One way to think of this is to consider a catechism. People who received religious instruction through a catechism learned to give specific answers to theological questions. The pathway of Discipleship I grew up with involved scripture reading, scripture memory and scripture knowledge. Both catechetical and biblical pathways of discipleship suggest the same trajectory. The pathway of discipleship is from head to heart to hands and feet.
Other people grew up with a very different pathway. My hunch is that most Disciples of Christ who grew up in churches in the last forty years (i.e., my lifetime), grew up with a strong emphasis on relationships. Friendships were forged through church groups and people felt they experienced the presence or love of God. I’d call this the heart to hands and feet to head approach to discipleship.
Still others operate from the hands and feet to heart to head. In this trajectory, churches seek to engage people in meaningful service–mission trips, volunteering, leadership in worship, etc–and watch as their hearts are warmed and their head inspired in the process faith forms.
Where one locates the starting point of discipleship is where one looks for meaningful connections to God. And when that works we create one problem–believing that a way is the way. And this creates a second problem: exclusivity born of misunderstanding the way other people can come at faith. I have heard people make exclusive claims about scripture, relationships and service. “All you need is the Bible.” “Christian faith is all about relationships.” “Nothing really matters but service.” Though I’ve never found these claims convincing, I’ve also never been successful in trying to suggest an reasonable alternative.

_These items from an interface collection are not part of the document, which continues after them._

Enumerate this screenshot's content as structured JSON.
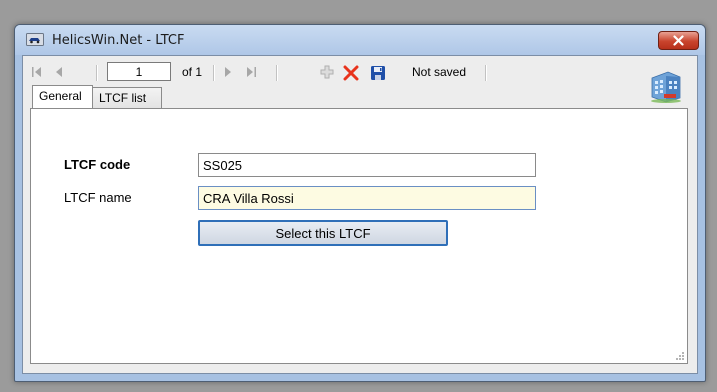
{
  "window": {
    "title": "HelicsWin.Net - LTCF",
    "icons": {
      "app": "car-icon",
      "close": "close-icon",
      "building": "building-icon"
    }
  },
  "toolbar": {
    "position_value": "1",
    "of_label": "of 1",
    "status_text": "Not saved",
    "icons": [
      "first-record-icon",
      "prev-record-icon",
      "next-record-icon",
      "last-record-icon",
      "add-icon",
      "delete-icon",
      "save-icon"
    ],
    "colors": {
      "delete": "#e8331c",
      "save": "#1f4fa8"
    }
  },
  "tabs": [
    {
      "label": "General",
      "active": true
    },
    {
      "label": "LTCF list",
      "active": false
    }
  ],
  "form": {
    "code_label": "LTCF code",
    "code_value": "SS025",
    "name_label": "LTCF name",
    "name_value": "CRA Villa Rossi",
    "select_button": "Select this LTCF"
  }
}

Even so, my experience has also been that every pathway breaks down somewhere along the line. There are some questions for which our minds cannot form adequate answers. People lie, fail, sin, and walk away and relationships dissolve or worse square off in fierce enmity. The romance of service sooner or later confronts the reality of human life most of our problems can be ameliorated through service but very rarely solved.
One way forward seems to be self-awareness and critique. A person can map their own faith journey and assess what’s missing. If it’s all head and no heart they might seek to establish spiritual friendship. If there’s a definite lack of hands and feet, they might seek to stretch into some form of Christian service. Second, it would be to ask others to share their story of faith and listen with a sense of hospitality rather than judgment. Very hard to do.
Scripture teaches us to love God with all that we are. So we seek ways to give God our head, heart and hands and feet.